3. Brake Fluid Boils
If you continue to drive for a long time with your parking brake on, the heat generated will eventually be transmitted to the brake fluid, which will boil off.
Now you enter into dangerous territory. If the brake fluid has boiled off, the brakes cannot apply pressure to the wheels to slow them down when you do need them to. That can be a recipe for a bad accident.
4. Damage to Drum, Disc or Linings
A long drive with parking brakes engaged can warp or crack a disc or drum. Badly overheated brakes can crack or separate the linings (due to the adhesive melting) from the pads or brake shoes.
You will typically notice a vibration if there is damage to this extent.
5. Potential for Wheel and Tire Damage
While the normal damage will be much smaller, in the rare case that your rear tires fully lock up and somehow manage to drive above 3 miles with the parking brake on, your rear tires could start to smoke and smell because the rubber on your tire is burning from the friction with the ground. If you drove for 1 mile with the parking brake engaged, your tires could wear down, and would require tire balancing.
So, Should You Be Using the Parking brakes?
The short answer is – absolutely! Parking brakes ease the pressure on the transmission and other systems of the car. As Firestone recommends, the parking brake should be engaged any time the car is parked, whether the car is on flat ground or an incline. For optimum use, the parking brake should be engaged even before the car’s automatic transmission is set into “park”:

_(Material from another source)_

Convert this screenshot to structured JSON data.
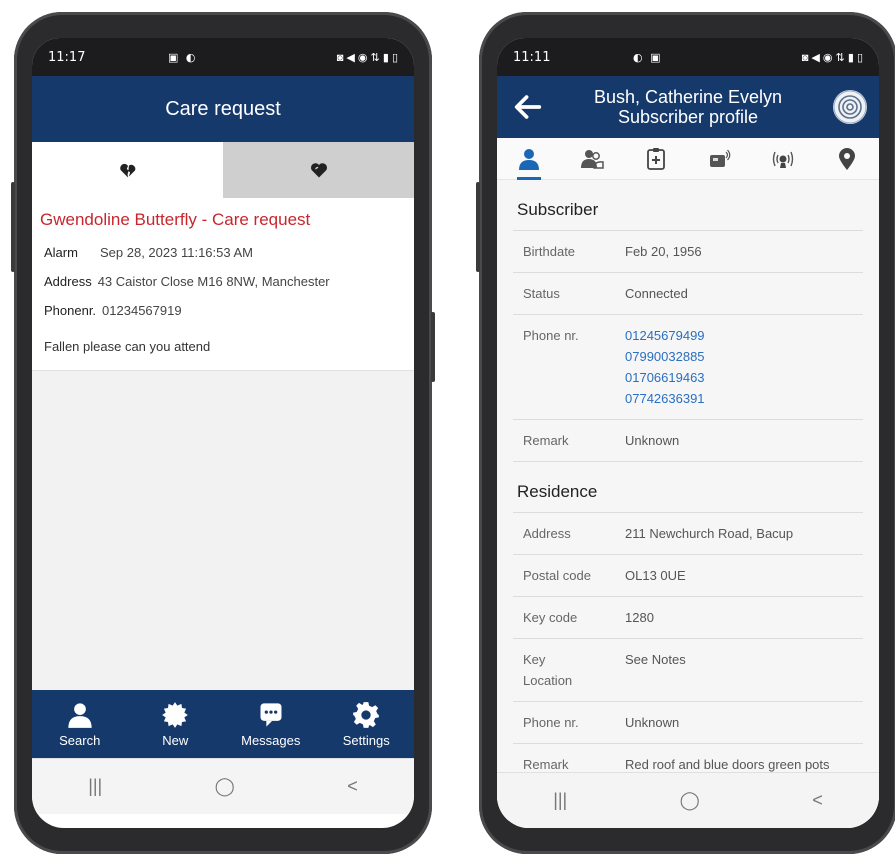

Why is the Parking Brake So Important?
When your car is parked, a system known as the parking pawl is engaged, this locks the transmission and effectively stops the car from rolling away.
Over time, the pawl degrades and can malfunction, which would cause the car to roll. Additionally, having the pawl being the sole system keeping the parked vehicle stationary puts pressure on both the pawl and the transmission – especially if you park on inclines. We talked about this in more detail here: Why Won’t My Car Shift Out Of Park?
It is critical, therefore, to form a habit of engaging the parking brakes whenever the vehicle is in park to ease the wear and tear on the car’s systems, just as its critical to disengage the parking brake whenever you drive off the next time.
Types of Brakes
There are generally four types of parking brakes found in automobiles on the road today:
- Push Button Control – located in the central dashboard with other controls (such as the ignition button) in a newer model car.
- Center Lever – also found in newer cars, this lever is part of the control systems in the central console placed between the two front shifts with the automatic gears.
- Foot Pedal (often needs to be pushed to release) – This is pedal located to the left of the other pedals (e.g., accelerator, normal brakes) on the driver side floor.
- Stick Lever (often to be pulled out to engage and release) – situated to the left of the instrument panel in older model vehicles.
As mentioned above, the older models (e.g. stick levers and foot pedals) sometimes allowed for mistakes, whereas the newer cars often have alerts (pings for example) that will remind drivers if they have not disengaged the parking brakes. Whatever the case, its something to be careful about at all times.
Get Check Ups Done if You’ve Driven with Your Parking Brake On
As mentioned above, if you do drive with your handbrakes on, you need to get some things checked out, including but not necessarily limited to:
- Rear brake pads
- Brake fluid
- Drums, discs, linings around brake pads/shoes
- Wheel bearings and tire linings
The Final Word
The parking brake ensures the health and safety of your automobile and its critical systems over the long term. So by all means, engage your parking brakes. Just remember to disengage it when you start driving.
If, by chance, you do happen to have driven a few (hopefully, very few!) miles with the parking brakes on, don’t panic unless you spot or smell something obviously wrong. However, it would be a good idea to get your brakes and real wheel checked by a competent mechanic to ensure there is no serious damage.
If you have any questions or concerns, feel free to leave a comment below.